PROVIDED DATA:
○ ○ ○ ○
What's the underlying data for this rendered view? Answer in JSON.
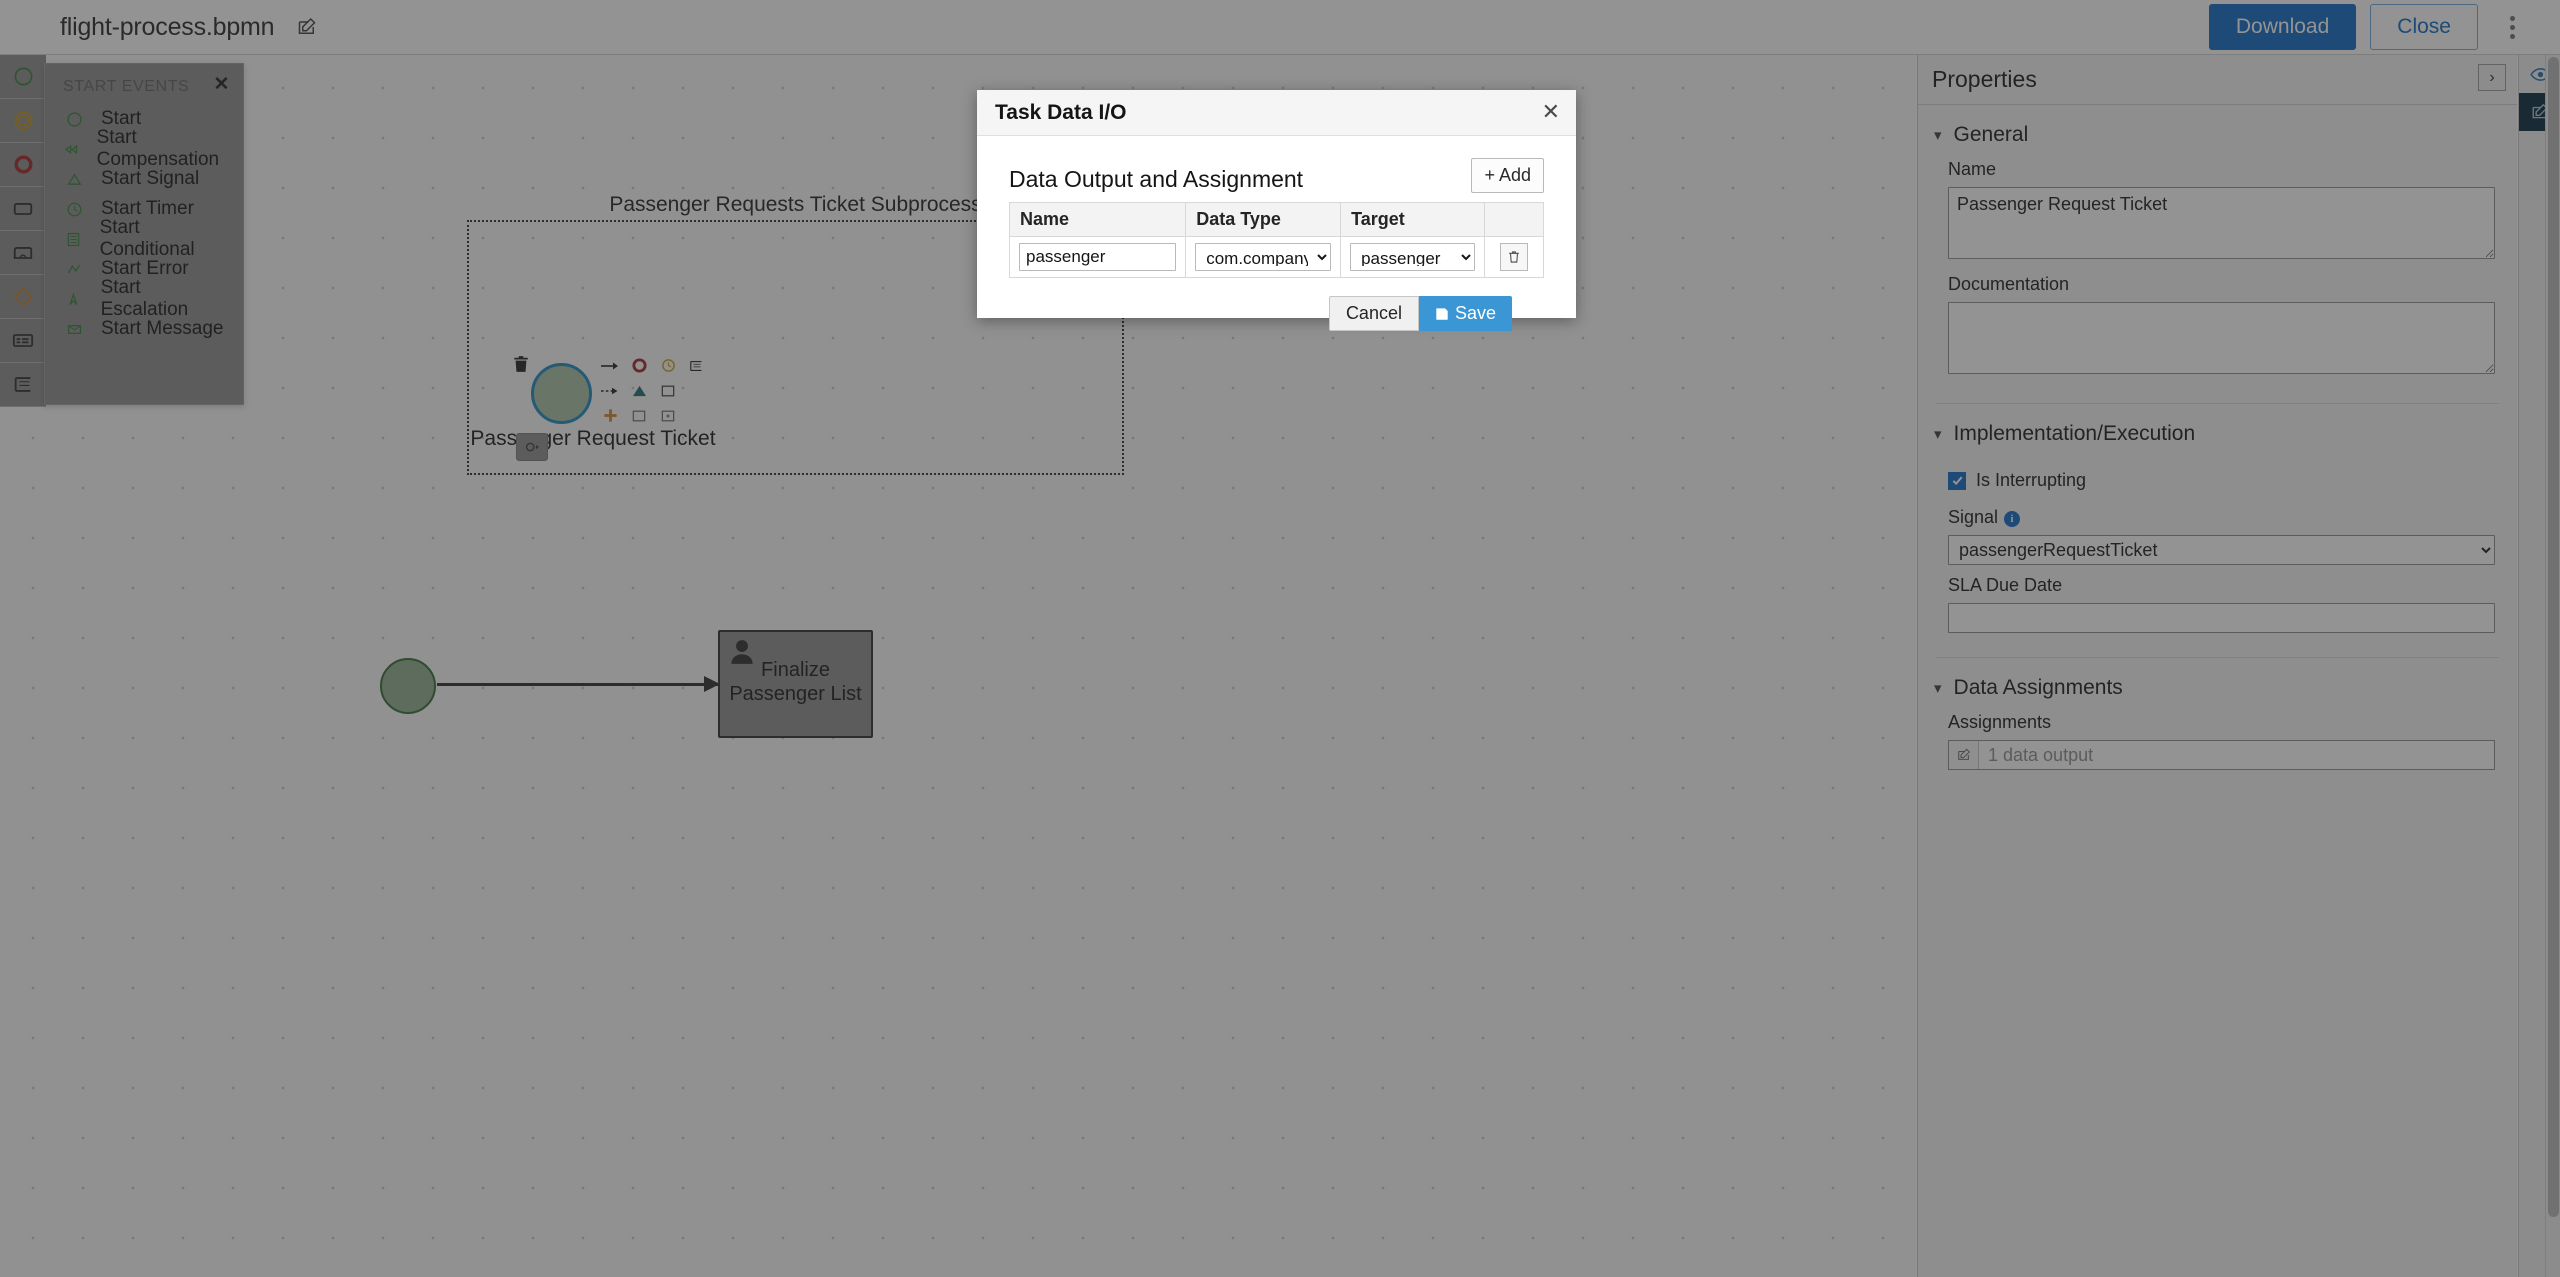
{
  "topbar": {
    "document_title": "flight-process.bpmn",
    "edit_icon": "edit-pencil-icon",
    "download_label": "Download",
    "close_label": "Close",
    "kebab_icon": "vertical-kebab-icon"
  },
  "palette": {
    "rail_items": [
      {
        "name": "start-events",
        "icon": "green-circle-icon"
      },
      {
        "name": "intermediate-events",
        "icon": "orange-double-circle-icon"
      },
      {
        "name": "end-events",
        "icon": "red-circle-icon"
      },
      {
        "name": "tasks",
        "icon": "rectangle-icon"
      },
      {
        "name": "subprocesses",
        "icon": "subprocess-icon"
      },
      {
        "name": "gateways",
        "icon": "orange-diamond-icon"
      },
      {
        "name": "containers",
        "icon": "container-icon"
      },
      {
        "name": "swimlanes",
        "icon": "swimlane-icon"
      }
    ],
    "flyout": {
      "title": "START EVENTS",
      "close_icon": "close-icon",
      "items": [
        {
          "label": "Start",
          "icon": "circle-icon"
        },
        {
          "label": "Start Compensation",
          "icon": "compensation-icon"
        },
        {
          "label": "Start Signal",
          "icon": "triangle-icon"
        },
        {
          "label": "Start Timer",
          "icon": "clock-icon"
        },
        {
          "label": "Start Conditional",
          "icon": "list-icon"
        },
        {
          "label": "Start Error",
          "icon": "error-bolt-icon"
        },
        {
          "label": "Start Escalation",
          "icon": "escalation-arrow-icon"
        },
        {
          "label": "Start Message",
          "icon": "envelope-icon"
        }
      ]
    }
  },
  "canvas": {
    "subprocess_label": "Passenger Requests Ticket Subprocess",
    "signal_event_label": "Passenger Request Ticket",
    "user_task_label": "Finalize Passenger List",
    "context_toolbar": [
      "sequence-flow-icon",
      "end-event-icon",
      "timer-event-icon",
      "swimlane-icon",
      "association-flow-icon",
      "signal-triangle-icon",
      "task-icon",
      "add-icon",
      "subprocess-icon",
      "expand-subprocess-icon"
    ],
    "delete_icon": "trash-icon",
    "gear_icon": "gear-icon"
  },
  "modal": {
    "title": "Task Data I/O",
    "close_icon": "close-icon",
    "section_title": "Data Output and Assignment",
    "add_label": "+ Add",
    "columns": [
      "Name",
      "Data Type",
      "Target"
    ],
    "rows": [
      {
        "name": "passenger",
        "data_type": "com.company.Pass",
        "target": "passenger",
        "delete_icon": "trash-icon"
      }
    ],
    "cancel_label": "Cancel",
    "save_label": "Save",
    "save_icon": "floppy-disk-icon"
  },
  "properties": {
    "title": "Properties",
    "collapse_icon": "chevron-right-icon",
    "sections": {
      "general": {
        "label": "General",
        "name_label": "Name",
        "name_value": "Passenger Request Ticket",
        "documentation_label": "Documentation",
        "documentation_value": ""
      },
      "implementation": {
        "label": "Implementation/Execution",
        "is_interrupting_label": "Is Interrupting",
        "is_interrupting_checked": true,
        "signal_label": "Signal",
        "signal_info_icon": "info-icon",
        "signal_value": "passengerRequestTicket",
        "sla_label": "SLA Due Date",
        "sla_value": ""
      },
      "data_assignments": {
        "label": "Data Assignments",
        "assignments_label": "Assignments",
        "assignments_value": "1 data output",
        "edit_icon": "edit-pencil-icon"
      }
    },
    "rail": {
      "preview_icon": "eye-icon",
      "edit_icon": "edit-pencil-icon"
    }
  },
  "colors": {
    "primary_blue": "#0a66c2",
    "save_blue": "#3a96d4",
    "selection_blue": "#1b89c4",
    "start_green": "#2f6b2f",
    "end_red": "#a42020",
    "gateway_orange": "#c77c23"
  }
}
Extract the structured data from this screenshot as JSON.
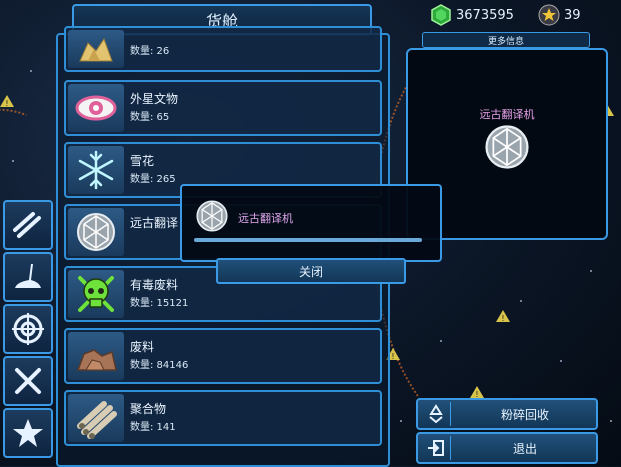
{
  "window": {
    "title": "货舱"
  },
  "currency": {
    "credits": "3673595",
    "stars": "39"
  },
  "cargo_items": [
    {
      "id": "crystal",
      "name": "",
      "qty_label": "数量: 26",
      "icon": "crystal-icon"
    },
    {
      "id": "alien-artifact",
      "name": "外星文物",
      "qty_label": "数量: 65",
      "icon": "eye-icon"
    },
    {
      "id": "snowflake",
      "name": "雪花",
      "qty_label": "数量: 265",
      "icon": "snowflake-icon"
    },
    {
      "id": "ancient-translator",
      "name": "远古翻译",
      "qty_label": "",
      "icon": "geodesic-sphere-icon"
    },
    {
      "id": "toxic-waste",
      "name": "有毒废料",
      "qty_label": "数量: 15121",
      "icon": "skull-icon"
    },
    {
      "id": "scrap",
      "name": "废料",
      "qty_label": "数量: 84146",
      "icon": "rock-pile-icon"
    },
    {
      "id": "polymer",
      "name": "聚合物",
      "qty_label": "数量: 141",
      "icon": "pipes-icon"
    }
  ],
  "side_tabs": [
    "pipes-icon",
    "boot-icon",
    "target-icon",
    "tools-icon",
    "star-icon"
  ],
  "info": {
    "header": "更多信息",
    "item_name": "远古翻译机"
  },
  "popup": {
    "item_name": "远古翻译机",
    "close_label": "关闭"
  },
  "actions": {
    "recycle_label": "粉碎回收",
    "exit_label": "退出"
  },
  "colors": {
    "accent": "#3a9ae6",
    "gem": "#3fc94a",
    "artifact": "#e0609a",
    "toxic": "#6ee23a"
  }
}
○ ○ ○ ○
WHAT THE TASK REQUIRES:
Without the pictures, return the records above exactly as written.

WRITTEN ANSWER:
What's the underlying data for this rendered view? Answer in JSON.
{
  "topbar": {
    "document_title": "flight-process.bpmn",
    "edit_icon": "edit-pencil-icon",
    "download_label": "Download",
    "close_label": "Close",
    "kebab_icon": "vertical-kebab-icon"
  },
  "palette": {
    "rail_items": [
      {
        "name": "start-events",
        "icon": "green-circle-icon"
      },
      {
        "name": "intermediate-events",
        "icon": "orange-double-circle-icon"
      },
      {
        "name": "end-events",
        "icon": "red-circle-icon"
      },
      {
        "name": "tasks",
        "icon": "rectangle-icon"
      },
      {
        "name": "subprocesses",
        "icon": "subprocess-icon"
      },
      {
        "name": "gateways",
        "icon": "orange-diamond-icon"
      },
      {
        "name": "containers",
        "icon": "container-icon"
      },
      {
        "name": "swimlanes",
        "icon": "swimlane-icon"
      }
    ],
    "flyout": {
      "title": "START EVENTS",
      "close_icon": "close-icon",
      "items": [
        {
          "label": "Start",
          "icon": "circle-icon"
        },
        {
          "label": "Start Compensation",
          "icon": "compensation-icon"
        },
        {
          "label": "Start Signal",
          "icon": "triangle-icon"
        },
        {
          "label": "Start Timer",
          "icon": "clock-icon"
        },
        {
          "label": "Start Conditional",
          "icon": "list-icon"
        },
        {
          "label": "Start Error",
          "icon": "error-bolt-icon"
        },
        {
          "label": "Start Escalation",
          "icon": "escalation-arrow-icon"
        },
        {
          "label": "Start Message",
          "icon": "envelope-icon"
        }
      ]
    }
  },
  "canvas": {
    "subprocess_label": "Passenger Requests Ticket Subprocess",
    "signal_event_label": "Passenger Request Ticket",
    "user_task_label": "Finalize Passenger List",
    "context_toolbar": [
      "sequence-flow-icon",
      "end-event-icon",
      "timer-event-icon",
      "swimlane-icon",
      "association-flow-icon",
      "signal-triangle-icon",
      "task-icon",
      "add-icon",
      "subprocess-icon",
      "expand-subprocess-icon"
    ],
    "delete_icon": "trash-icon",
    "gear_icon": "gear-icon"
  },
  "modal": {
    "title": "Task Data I/O",
    "close_icon": "close-icon",
    "section_title": "Data Output and Assignment",
    "add_label": "+ Add",
    "columns": [
      "Name",
      "Data Type",
      "Target"
    ],
    "rows": [
      {
        "name": "passenger",
        "data_type": "com.company.Pass",
        "target": "passenger",
        "delete_icon": "trash-icon"
      }
    ],
    "cancel_label": "Cancel",
    "save_label": "Save",
    "save_icon": "floppy-disk-icon"
  },
  "properties": {
    "title": "Properties",
    "collapse_icon": "chevron-right-icon",
    "sections": {
      "general": {
        "label": "General",
        "name_label": "Name",
        "name_value": "Passenger Request Ticket",
        "documentation_label": "Documentation",
        "documentation_value": ""
      },
      "implementation": {
        "label": "Implementation/Execution",
        "is_interrupting_label": "Is Interrupting",
        "is_interrupting_checked": true,
        "signal_label": "Signal",
        "signal_info_icon": "info-icon",
        "signal_value": "passengerRequestTicket",
        "sla_label": "SLA Due Date",
        "sla_value": ""
      },
      "data_assignments": {
        "label": "Data Assignments",
        "assignments_label": "Assignments",
        "assignments_value": "1 data output",
        "edit_icon": "edit-pencil-icon"
      }
    },
    "rail": {
      "preview_icon": "eye-icon",
      "edit_icon": "edit-pencil-icon"
    }
  },
  "colors": {
    "primary_blue": "#0a66c2",
    "save_blue": "#3a96d4",
    "selection_blue": "#1b89c4",
    "start_green": "#2f6b2f",
    "end_red": "#a42020",
    "gateway_orange": "#c77c23"
  }
}
Extract the structured data from this screenshot as JSON.
{
  "window": {
    "title": "货舱"
  },
  "currency": {
    "credits": "3673595",
    "stars": "39"
  },
  "cargo_items": [
    {
      "id": "crystal",
      "name": "",
      "qty_label": "数量: 26",
      "icon": "crystal-icon"
    },
    {
      "id": "alien-artifact",
      "name": "外星文物",
      "qty_label": "数量: 65",
      "icon": "eye-icon"
    },
    {
      "id": "snowflake",
      "name": "雪花",
      "qty_label": "数量: 265",
      "icon": "snowflake-icon"
    },
    {
      "id": "ancient-translator",
      "name": "远古翻译",
      "qty_label": "",
      "icon": "geodesic-sphere-icon"
    },
    {
      "id": "toxic-waste",
      "name": "有毒废料",
      "qty_label": "数量: 15121",
      "icon": "skull-icon"
    },
    {
      "id": "scrap",
      "name": "废料",
      "qty_label": "数量: 84146",
      "icon": "rock-pile-icon"
    },
    {
      "id": "polymer",
      "name": "聚合物",
      "qty_label": "数量: 141",
      "icon": "pipes-icon"
    }
  ],
  "side_tabs": [
    "pipes-icon",
    "boot-icon",
    "target-icon",
    "tools-icon",
    "star-icon"
  ],
  "info": {
    "header": "更多信息",
    "item_name": "远古翻译机"
  },
  "popup": {
    "item_name": "远古翻译机",
    "close_label": "关闭"
  },
  "actions": {
    "recycle_label": "粉碎回收",
    "exit_label": "退出"
  },
  "colors": {
    "accent": "#3a9ae6",
    "gem": "#3fc94a",
    "artifact": "#e0609a",
    "toxic": "#6ee23a"
  }
}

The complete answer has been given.